What is the difference between group and individual insurance?

A group plan is only available through an employer whereas individual plans are independent of employment and the premium is based on individual health risk profile. A group insurance plan can be more expensive than individual because the company is covering all employees regardless of their health status.

Medicare? Can I just keep my wife’s group health insurance?

Medicare is health insurance for people age 65 or older, people under 65 with certain disabilities, and people of all ages with End-Stage Renal Disease. Whether or not you stay with your current health insurance depends on your individual situation. A licensed MHA healthcare advocate will talk to you about all of your options and provide you with the facts so you can make the best decision for you and/or your family.

How can I get health insurance if I have a pre-existing condition?

MHA works closely with multiple health insurance companies to provide a number of options. There are also state and federal options that provide coverage for MHA clients with uninsurable conditions. Health Care Reform will open up a number of options for those with pre-existing medical conditions beginning in January 2014 and MHA can help you navigate your options with factual information to help you make the best decision for you and/or your family.

What is a deductible?

The amount of money an individual has to pay before the insurance coverage begins. Services such as a doctor office visit for an illness/injury or preventative visits are typically NOT subject to one’s deductible.

What is a pre-existing condition?

A pre-existing condition is a health issue that exists before one applies for a health insurance plan.

What does a high deductible health plan mean?

These health plans have a lower monthly premium and higher deductible than most traditional plans. HDHP’s are a form of catastrophic coverage and often a requirement for a Health Savings Account.

What is a Health Savings Account (HSA) and who are they best suited for?

An HSA combines a tax-deductible savings account with a high deductible insurance plan. The funds contributed to the savings account are not subject to Federal Income Tax at the time of deposit. Those funds roll over year to year and are never taxed if used for eligible medical expenses. HSA’s are a good fit for healthy individuals who do not make frequent trips to the doctor or have regular prescriptions for expensive medications.

What is a Short-Term Insurance Plan and how long can I have a short-term plan?

Short term plans are temporary plans that provide catastrophic coverage when an individual or family is in a time of transition such as graduation, job changes, or early retirement. Usually doctor office visits and prescription coverage are not provided. One can typically have short term insurance from 1 to 6 months depending on the insurance company.

What are my options if I have been denied individual health insurance and have no access to a group plan?

There are sometimes state and federal programs that are available for those who have been declined due to health history. MHA healthcare advocates have a proprietary list of health care options and resources in every state.

What happens if I don’t purchase health insurance?

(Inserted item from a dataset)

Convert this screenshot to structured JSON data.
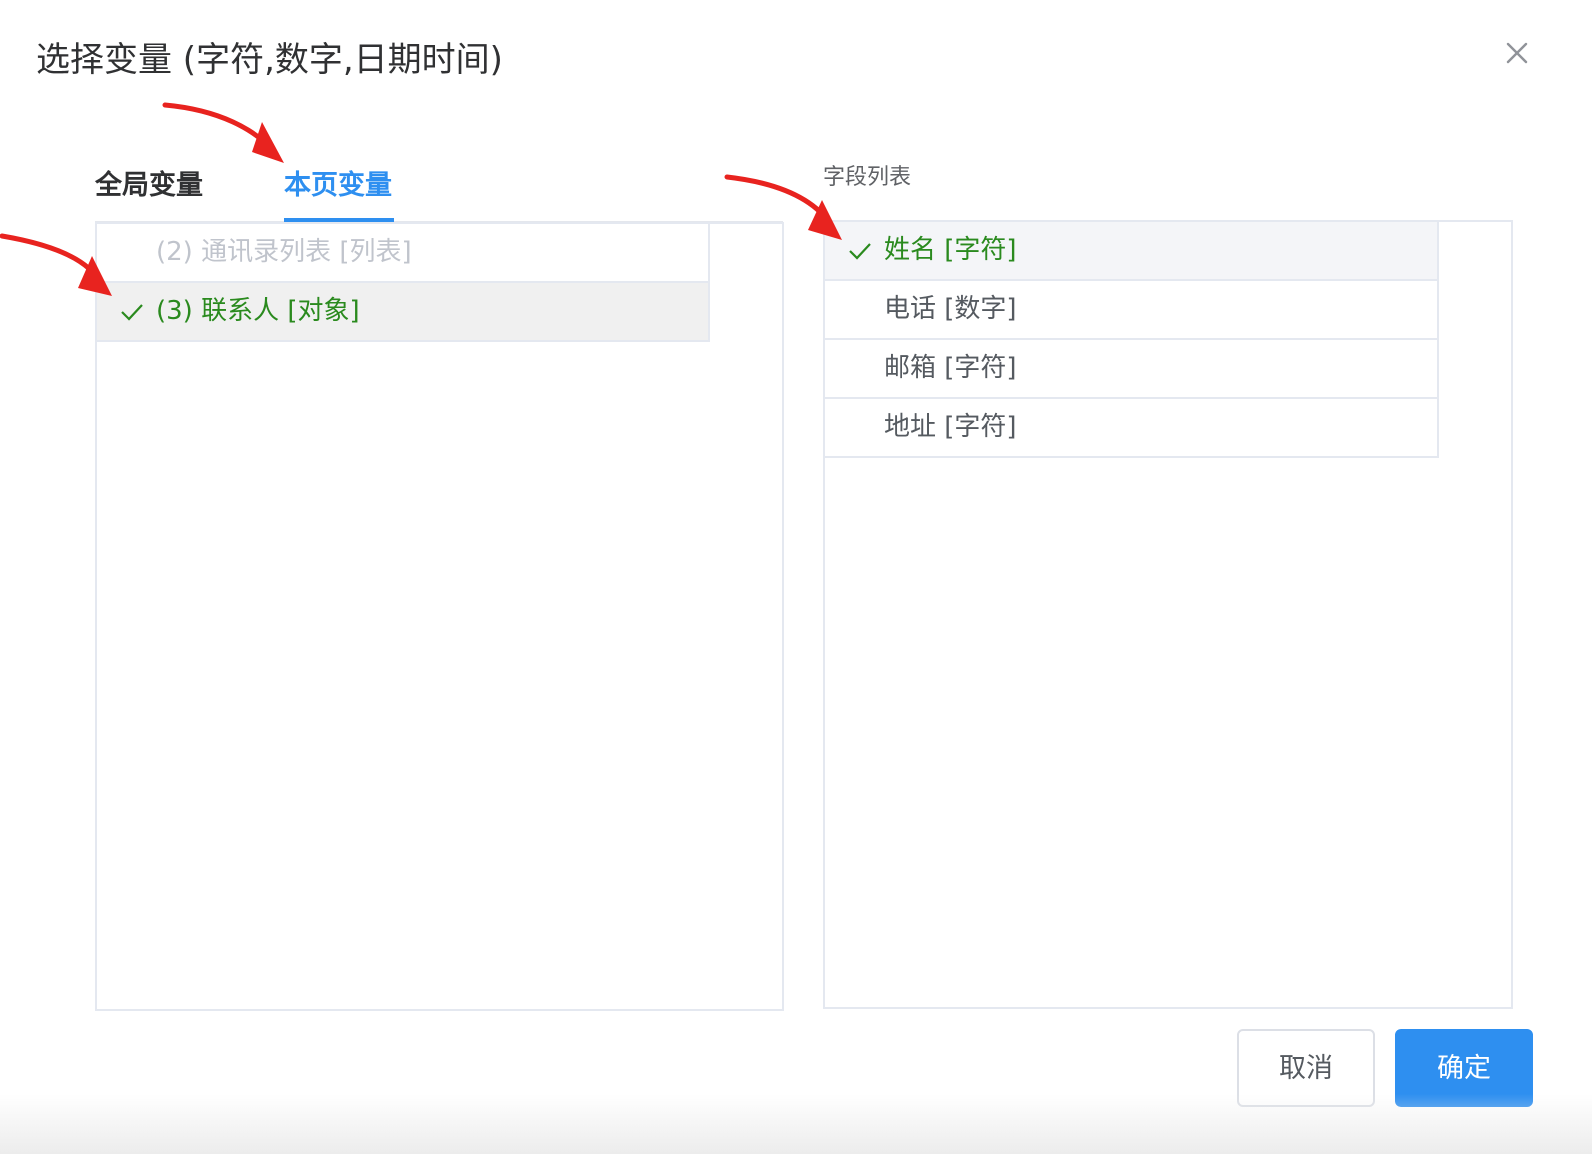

In 2014, there were penalties phased in each year for those with no health insurance. These penalties were: $95 or 1% of income in 2014, $325 or 2% in 2015, and $695 or 2.5% when fully implemented. In 2018, a new bill was passed and starting in 2019, there is a 0% penalty for not having health insurance.

What are some of the services covered by preventative benefits in my health insurance plan?

Yearly pap smear test, mammogram, immunizations, cholesterol screenings, prostate & PSA screening, Bone Density testing, Colonoscopies, etc. Ask your MHA Advocate for a full list of wellness/preventative services that are provided by your health insurance.

What is the difference between in-network and out-of-network?

An in-network provider is contracted with the insurance company and required to provide services at a pre-negotiated rate and costs you less. Insurance companies typically pay less or nothing of your claim if an out of network provider is used.